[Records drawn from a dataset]
◆ ◆ ◆ ◆ ◆

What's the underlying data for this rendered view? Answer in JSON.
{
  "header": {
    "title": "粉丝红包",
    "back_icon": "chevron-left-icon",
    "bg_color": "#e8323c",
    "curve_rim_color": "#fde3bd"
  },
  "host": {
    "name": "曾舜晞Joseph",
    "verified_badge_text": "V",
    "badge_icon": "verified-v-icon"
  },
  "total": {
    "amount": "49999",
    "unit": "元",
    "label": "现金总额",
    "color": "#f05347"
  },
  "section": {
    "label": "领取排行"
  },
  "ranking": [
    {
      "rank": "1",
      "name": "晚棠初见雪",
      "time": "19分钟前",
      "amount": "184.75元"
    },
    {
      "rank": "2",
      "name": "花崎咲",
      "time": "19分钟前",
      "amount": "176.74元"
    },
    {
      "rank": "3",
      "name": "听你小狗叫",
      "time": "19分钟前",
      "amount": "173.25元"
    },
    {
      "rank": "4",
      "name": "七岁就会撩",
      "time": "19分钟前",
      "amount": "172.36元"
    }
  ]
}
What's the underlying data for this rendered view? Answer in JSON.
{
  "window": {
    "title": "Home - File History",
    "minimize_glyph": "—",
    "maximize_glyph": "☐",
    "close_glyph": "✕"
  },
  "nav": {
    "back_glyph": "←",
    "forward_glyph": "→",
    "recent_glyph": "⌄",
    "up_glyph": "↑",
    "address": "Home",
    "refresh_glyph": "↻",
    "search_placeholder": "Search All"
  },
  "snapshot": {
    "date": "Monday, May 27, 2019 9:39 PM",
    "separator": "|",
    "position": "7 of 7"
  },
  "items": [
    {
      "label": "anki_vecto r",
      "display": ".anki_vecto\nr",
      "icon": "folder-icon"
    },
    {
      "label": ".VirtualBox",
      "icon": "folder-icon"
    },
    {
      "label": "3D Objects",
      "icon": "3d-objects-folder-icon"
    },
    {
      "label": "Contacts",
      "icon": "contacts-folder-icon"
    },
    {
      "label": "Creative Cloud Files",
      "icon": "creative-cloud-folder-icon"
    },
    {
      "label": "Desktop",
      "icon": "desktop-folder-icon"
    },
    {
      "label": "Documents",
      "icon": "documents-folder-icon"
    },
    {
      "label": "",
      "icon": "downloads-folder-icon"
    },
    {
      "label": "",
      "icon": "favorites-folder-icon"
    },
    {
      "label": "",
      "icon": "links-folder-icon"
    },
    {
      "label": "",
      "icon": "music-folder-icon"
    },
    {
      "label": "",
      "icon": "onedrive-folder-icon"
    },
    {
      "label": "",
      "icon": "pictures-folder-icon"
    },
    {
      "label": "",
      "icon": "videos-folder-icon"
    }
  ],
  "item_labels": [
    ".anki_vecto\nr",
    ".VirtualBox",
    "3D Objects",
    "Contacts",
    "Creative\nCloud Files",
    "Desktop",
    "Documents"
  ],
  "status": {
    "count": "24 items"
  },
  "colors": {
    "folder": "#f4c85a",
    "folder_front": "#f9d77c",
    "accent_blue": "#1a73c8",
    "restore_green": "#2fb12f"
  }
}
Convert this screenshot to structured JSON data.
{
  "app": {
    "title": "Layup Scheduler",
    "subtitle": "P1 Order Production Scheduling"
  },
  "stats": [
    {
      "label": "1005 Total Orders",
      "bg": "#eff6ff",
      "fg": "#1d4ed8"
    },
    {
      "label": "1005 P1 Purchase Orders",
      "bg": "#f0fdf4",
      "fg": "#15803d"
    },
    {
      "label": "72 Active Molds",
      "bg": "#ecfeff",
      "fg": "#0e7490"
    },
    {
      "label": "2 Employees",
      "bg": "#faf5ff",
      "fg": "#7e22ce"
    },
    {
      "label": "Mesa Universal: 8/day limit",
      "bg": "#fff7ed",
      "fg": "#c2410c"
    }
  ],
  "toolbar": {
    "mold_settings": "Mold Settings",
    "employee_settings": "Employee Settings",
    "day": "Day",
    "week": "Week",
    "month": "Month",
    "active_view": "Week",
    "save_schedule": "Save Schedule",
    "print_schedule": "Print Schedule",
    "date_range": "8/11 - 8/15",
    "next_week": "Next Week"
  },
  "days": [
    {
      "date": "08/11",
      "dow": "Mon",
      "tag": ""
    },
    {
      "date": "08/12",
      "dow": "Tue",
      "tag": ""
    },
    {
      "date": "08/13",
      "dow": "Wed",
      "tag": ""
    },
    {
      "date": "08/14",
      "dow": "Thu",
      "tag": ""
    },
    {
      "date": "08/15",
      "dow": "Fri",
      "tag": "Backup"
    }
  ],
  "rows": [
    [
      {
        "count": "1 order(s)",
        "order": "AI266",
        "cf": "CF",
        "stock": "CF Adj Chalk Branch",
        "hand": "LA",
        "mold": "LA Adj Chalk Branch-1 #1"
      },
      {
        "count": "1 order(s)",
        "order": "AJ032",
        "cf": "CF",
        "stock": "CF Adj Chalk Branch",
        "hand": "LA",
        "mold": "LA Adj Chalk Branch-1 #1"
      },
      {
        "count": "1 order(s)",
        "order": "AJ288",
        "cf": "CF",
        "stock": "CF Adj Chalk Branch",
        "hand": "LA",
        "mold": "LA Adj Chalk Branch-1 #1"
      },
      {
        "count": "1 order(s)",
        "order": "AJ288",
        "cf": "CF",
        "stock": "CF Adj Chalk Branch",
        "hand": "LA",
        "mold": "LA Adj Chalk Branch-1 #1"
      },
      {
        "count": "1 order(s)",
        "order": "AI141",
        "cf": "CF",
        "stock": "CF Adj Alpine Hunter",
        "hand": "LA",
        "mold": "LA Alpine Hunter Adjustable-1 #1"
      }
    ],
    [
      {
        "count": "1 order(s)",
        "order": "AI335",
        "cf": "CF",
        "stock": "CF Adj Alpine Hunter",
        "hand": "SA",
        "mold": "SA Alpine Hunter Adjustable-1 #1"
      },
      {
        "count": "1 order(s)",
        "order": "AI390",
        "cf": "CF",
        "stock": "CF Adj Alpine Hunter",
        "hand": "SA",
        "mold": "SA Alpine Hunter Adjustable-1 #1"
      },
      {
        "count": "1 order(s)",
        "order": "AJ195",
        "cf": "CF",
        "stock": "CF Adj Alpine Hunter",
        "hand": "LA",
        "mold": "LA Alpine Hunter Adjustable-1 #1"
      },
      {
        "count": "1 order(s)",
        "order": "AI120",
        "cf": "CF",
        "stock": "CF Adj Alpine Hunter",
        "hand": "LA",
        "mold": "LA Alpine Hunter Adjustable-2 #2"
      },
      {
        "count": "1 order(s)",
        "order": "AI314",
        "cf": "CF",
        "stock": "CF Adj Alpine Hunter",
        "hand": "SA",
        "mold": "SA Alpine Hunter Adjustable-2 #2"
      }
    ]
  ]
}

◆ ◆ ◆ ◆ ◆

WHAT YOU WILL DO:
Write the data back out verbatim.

TASK RESULT:
What's the underlying data for this rendered view? Answer in JSON.
{
  "header": {
    "title": "粉丝红包",
    "back_icon": "chevron-left-icon",
    "bg_color": "#e8323c",
    "curve_rim_color": "#fde3bd"
  },
  "host": {
    "name": "曾舜晞Joseph",
    "verified_badge_text": "V",
    "badge_icon": "verified-v-icon"
  },
  "total": {
    "amount": "49999",
    "unit": "元",
    "label": "现金总额",
    "color": "#f05347"
  },
  "section": {
    "label": "领取排行"
  },
  "ranking": [
    {
      "rank": "1",
      "name": "晚棠初见雪",
      "time": "19分钟前",
      "amount": "184.75元"
    },
    {
      "rank": "2",
      "name": "花崎咲",
      "time": "19分钟前",
      "amount": "176.74元"
    },
    {
      "rank": "3",
      "name": "听你小狗叫",
      "time": "19分钟前",
      "amount": "173.25元"
    },
    {
      "rank": "4",
      "name": "七岁就会撩",
      "time": "19分钟前",
      "amount": "172.36元"
    }
  ]
}
What's the underlying data for this rendered view? Answer in JSON.
{
  "window": {
    "title": "Home - File History",
    "minimize_glyph": "—",
    "maximize_glyph": "☐",
    "close_glyph": "✕"
  },
  "nav": {
    "back_glyph": "←",
    "forward_glyph": "→",
    "recent_glyph": "⌄",
    "up_glyph": "↑",
    "address": "Home",
    "refresh_glyph": "↻",
    "search_placeholder": "Search All"
  },
  "snapshot": {
    "date": "Monday, May 27, 2019 9:39 PM",
    "separator": "|",
    "position": "7 of 7"
  },
  "items": [
    {
      "label": "anki_vecto r",
      "display": ".anki_vecto\nr",
      "icon": "folder-icon"
    },
    {
      "label": ".VirtualBox",
      "icon": "folder-icon"
    },
    {
      "label": "3D Objects",
      "icon": "3d-objects-folder-icon"
    },
    {
      "label": "Contacts",
      "icon": "contacts-folder-icon"
    },
    {
      "label": "Creative Cloud Files",
      "icon": "creative-cloud-folder-icon"
    },
    {
      "label": "Desktop",
      "icon": "desktop-folder-icon"
    },
    {
      "label": "Documents",
      "icon": "documents-folder-icon"
    },
    {
      "label": "",
      "icon": "downloads-folder-icon"
    },
    {
      "label": "",
      "icon": "favorites-folder-icon"
    },
    {
      "label": "",
      "icon": "links-folder-icon"
    },
    {
      "label": "",
      "icon": "music-folder-icon"
    },
    {
      "label": "",
      "icon": "onedrive-folder-icon"
    },
    {
      "label": "",
      "icon": "pictures-folder-icon"
    },
    {
      "label": "",
      "icon": "videos-folder-icon"
    }
  ],
  "item_labels": [
    ".anki_vecto\nr",
    ".VirtualBox",
    "3D Objects",
    "Contacts",
    "Creative\nCloud Files",
    "Desktop",
    "Documents"
  ],
  "status": {
    "count": "24 items"
  },
  "colors": {
    "folder": "#f4c85a",
    "folder_front": "#f9d77c",
    "accent_blue": "#1a73c8",
    "restore_green": "#2fb12f"
  }
}
Convert this screenshot to structured JSON data.
{
  "app": {
    "title": "Layup Scheduler",
    "subtitle": "P1 Order Production Scheduling"
  },
  "stats": [
    {
      "label": "1005 Total Orders",
      "bg": "#eff6ff",
      "fg": "#1d4ed8"
    },
    {
      "label": "1005 P1 Purchase Orders",
      "bg": "#f0fdf4",
      "fg": "#15803d"
    },
    {
      "label": "72 Active Molds",
      "bg": "#ecfeff",
      "fg": "#0e7490"
    },
    {
      "label": "2 Employees",
      "bg": "#faf5ff",
      "fg": "#7e22ce"
    },
    {
      "label": "Mesa Universal: 8/day limit",
      "bg": "#fff7ed",
      "fg": "#c2410c"
    }
  ],
  "toolbar": {
    "mold_settings": "Mold Settings",
    "employee_settings": "Employee Settings",
    "day": "Day",
    "week": "Week",
    "month": "Month",
    "active_view": "Week",
    "save_schedule": "Save Schedule",
    "print_schedule": "Print Schedule",
    "date_range": "8/11 - 8/15",
    "next_week": "Next Week"
  },
  "days": [
    {
      "date": "08/11",
      "dow": "Mon",
      "tag": ""
    },
    {
      "date": "08/12",
      "dow": "Tue",
      "tag": ""
    },
    {
      "date": "08/13",
      "dow": "Wed",
      "tag": ""
    },
    {
      "date": "08/14",
      "dow": "Thu",
      "tag": ""
    },
    {
      "date": "08/15",
      "dow": "Fri",
      "tag": "Backup"
    }
  ],
  "rows": [
    [
      {
        "count": "1 order(s)",
        "order": "AI266",
        "cf": "CF",
        "stock": "CF Adj Chalk Branch",
        "hand": "LA",
        "mold": "LA Adj Chalk Branch-1 #1"
      },
      {
        "count": "1 order(s)",
        "order": "AJ032",
        "cf": "CF",
        "stock": "CF Adj Chalk Branch",
        "hand": "LA",
        "mold": "LA Adj Chalk Branch-1 #1"
      },
      {
        "count": "1 order(s)",
        "order": "AJ288",
        "cf": "CF",
        "stock": "CF Adj Chalk Branch",
        "hand": "LA",
        "mold": "LA Adj Chalk Branch-1 #1"
      },
      {
        "count": "1 order(s)",
        "order": "AJ288",
        "cf": "CF",
        "stock": "CF Adj Chalk Branch",
        "hand": "LA",
        "mold": "LA Adj Chalk Branch-1 #1"
      },
      {
        "count": "1 order(s)",
        "order": "AI141",
        "cf": "CF",
        "stock": "CF Adj Alpine Hunter",
        "hand": "LA",
        "mold": "LA Alpine Hunter Adjustable-1 #1"
      }
    ],
    [
      {
        "count": "1 order(s)",
        "order": "AI335",
        "cf": "CF",
        "stock": "CF Adj Alpine Hunter",
        "hand": "SA",
        "mold": "SA Alpine Hunter Adjustable-1 #1"
      },
      {
        "count": "1 order(s)",
        "order": "AI390",
        "cf": "CF",
        "stock": "CF Adj Alpine Hunter",
        "hand": "SA",
        "mold": "SA Alpine Hunter Adjustable-1 #1"
      },
      {
        "count": "1 order(s)",
        "order": "AJ195",
        "cf": "CF",
        "stock": "CF Adj Alpine Hunter",
        "hand": "LA",
        "mold": "LA Alpine Hunter Adjustable-1 #1"
      },
      {
        "count": "1 order(s)",
        "order": "AI120",
        "cf": "CF",
        "stock": "CF Adj Alpine Hunter",
        "hand": "LA",
        "mold": "LA Alpine Hunter Adjustable-2 #2"
      },
      {
        "count": "1 order(s)",
        "order": "AI314",
        "cf": "CF",
        "stock": "CF Adj Alpine Hunter",
        "hand": "SA",
        "mold": "SA Alpine Hunter Adjustable-2 #2"
      }
    ]
  ]
}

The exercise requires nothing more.